Data listing: Begin
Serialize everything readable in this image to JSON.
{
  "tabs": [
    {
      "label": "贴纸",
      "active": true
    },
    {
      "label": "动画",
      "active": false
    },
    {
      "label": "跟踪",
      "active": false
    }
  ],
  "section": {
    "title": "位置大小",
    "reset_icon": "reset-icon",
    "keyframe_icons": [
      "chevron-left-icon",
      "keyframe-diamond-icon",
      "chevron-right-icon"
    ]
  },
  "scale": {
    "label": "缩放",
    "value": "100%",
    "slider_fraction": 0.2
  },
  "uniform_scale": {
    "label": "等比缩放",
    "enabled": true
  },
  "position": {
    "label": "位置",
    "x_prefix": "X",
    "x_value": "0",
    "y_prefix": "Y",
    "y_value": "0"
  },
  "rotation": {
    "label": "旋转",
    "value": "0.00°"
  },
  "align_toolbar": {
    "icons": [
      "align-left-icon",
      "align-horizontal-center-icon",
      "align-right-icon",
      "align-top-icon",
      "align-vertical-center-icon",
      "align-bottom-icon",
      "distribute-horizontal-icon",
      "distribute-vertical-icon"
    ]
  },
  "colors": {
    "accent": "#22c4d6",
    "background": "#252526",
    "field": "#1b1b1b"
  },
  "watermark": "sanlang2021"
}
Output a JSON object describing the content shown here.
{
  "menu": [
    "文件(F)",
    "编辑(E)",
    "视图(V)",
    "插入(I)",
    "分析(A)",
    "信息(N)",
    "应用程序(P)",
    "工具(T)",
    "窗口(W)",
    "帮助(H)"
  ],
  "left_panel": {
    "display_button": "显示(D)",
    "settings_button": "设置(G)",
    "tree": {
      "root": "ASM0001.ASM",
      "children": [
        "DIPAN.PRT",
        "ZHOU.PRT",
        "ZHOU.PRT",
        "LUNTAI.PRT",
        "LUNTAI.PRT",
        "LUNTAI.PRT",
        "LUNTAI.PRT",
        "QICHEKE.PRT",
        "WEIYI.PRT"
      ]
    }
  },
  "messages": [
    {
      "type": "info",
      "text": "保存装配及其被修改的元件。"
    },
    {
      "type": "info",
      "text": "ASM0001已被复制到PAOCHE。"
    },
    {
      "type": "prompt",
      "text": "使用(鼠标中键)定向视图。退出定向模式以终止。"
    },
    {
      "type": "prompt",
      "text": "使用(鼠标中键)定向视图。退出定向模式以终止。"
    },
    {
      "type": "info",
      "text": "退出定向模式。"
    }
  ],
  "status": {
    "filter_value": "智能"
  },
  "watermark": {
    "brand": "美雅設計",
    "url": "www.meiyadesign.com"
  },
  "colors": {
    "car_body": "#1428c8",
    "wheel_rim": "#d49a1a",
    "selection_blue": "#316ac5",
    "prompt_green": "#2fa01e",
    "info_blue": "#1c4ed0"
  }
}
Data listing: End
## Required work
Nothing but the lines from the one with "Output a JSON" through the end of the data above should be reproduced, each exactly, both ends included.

## Task output
Output a JSON object describing the content shown here.
{
  "menu": [
    "文件(F)",
    "编辑(E)",
    "视图(V)",
    "插入(I)",
    "分析(A)",
    "信息(N)",
    "应用程序(P)",
    "工具(T)",
    "窗口(W)",
    "帮助(H)"
  ],
  "left_panel": {
    "display_button": "显示(D)",
    "settings_button": "设置(G)",
    "tree": {
      "root": "ASM0001.ASM",
      "children": [
        "DIPAN.PRT",
        "ZHOU.PRT",
        "ZHOU.PRT",
        "LUNTAI.PRT",
        "LUNTAI.PRT",
        "LUNTAI.PRT",
        "LUNTAI.PRT",
        "QICHEKE.PRT",
        "WEIYI.PRT"
      ]
    }
  },
  "messages": [
    {
      "type": "info",
      "text": "保存装配及其被修改的元件。"
    },
    {
      "type": "info",
      "text": "ASM0001已被复制到PAOCHE。"
    },
    {
      "type": "prompt",
      "text": "使用(鼠标中键)定向视图。退出定向模式以终止。"
    },
    {
      "type": "prompt",
      "text": "使用(鼠标中键)定向视图。退出定向模式以终止。"
    },
    {
      "type": "info",
      "text": "退出定向模式。"
    }
  ],
  "status": {
    "filter_value": "智能"
  },
  "watermark": {
    "brand": "美雅設計",
    "url": "www.meiyadesign.com"
  },
  "colors": {
    "car_body": "#1428c8",
    "wheel_rim": "#d49a1a",
    "selection_blue": "#316ac5",
    "prompt_green": "#2fa01e",
    "info_blue": "#1c4ed0"
  }
}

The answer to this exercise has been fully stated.